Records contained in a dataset
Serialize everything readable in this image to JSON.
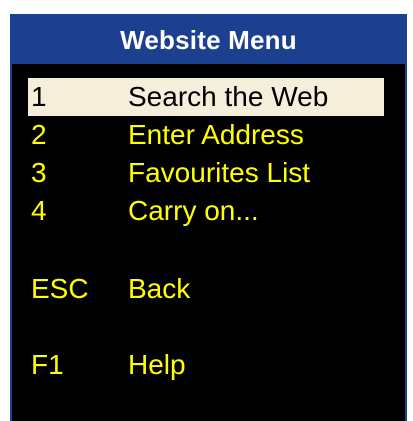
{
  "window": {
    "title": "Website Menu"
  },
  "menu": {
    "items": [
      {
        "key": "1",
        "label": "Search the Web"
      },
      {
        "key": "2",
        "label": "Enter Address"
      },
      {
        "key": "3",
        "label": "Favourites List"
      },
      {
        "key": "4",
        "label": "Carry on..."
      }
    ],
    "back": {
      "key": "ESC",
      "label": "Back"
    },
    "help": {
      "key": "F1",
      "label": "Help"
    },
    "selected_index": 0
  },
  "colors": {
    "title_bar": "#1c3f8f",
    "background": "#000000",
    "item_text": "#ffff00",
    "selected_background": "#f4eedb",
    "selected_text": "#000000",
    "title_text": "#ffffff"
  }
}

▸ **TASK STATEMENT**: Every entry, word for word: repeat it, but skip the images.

▸ **ANSWER SPACE**:
Serialize everything readable in this image to JSON.
{
  "window": {
    "title": "Website Menu"
  },
  "menu": {
    "items": [
      {
        "key": "1",
        "label": "Search the Web"
      },
      {
        "key": "2",
        "label": "Enter Address"
      },
      {
        "key": "3",
        "label": "Favourites List"
      },
      {
        "key": "4",
        "label": "Carry on..."
      }
    ],
    "back": {
      "key": "ESC",
      "label": "Back"
    },
    "help": {
      "key": "F1",
      "label": "Help"
    },
    "selected_index": 0
  },
  "colors": {
    "title_bar": "#1c3f8f",
    "background": "#000000",
    "item_text": "#ffff00",
    "selected_background": "#f4eedb",
    "selected_text": "#000000",
    "title_text": "#ffffff"
  }
}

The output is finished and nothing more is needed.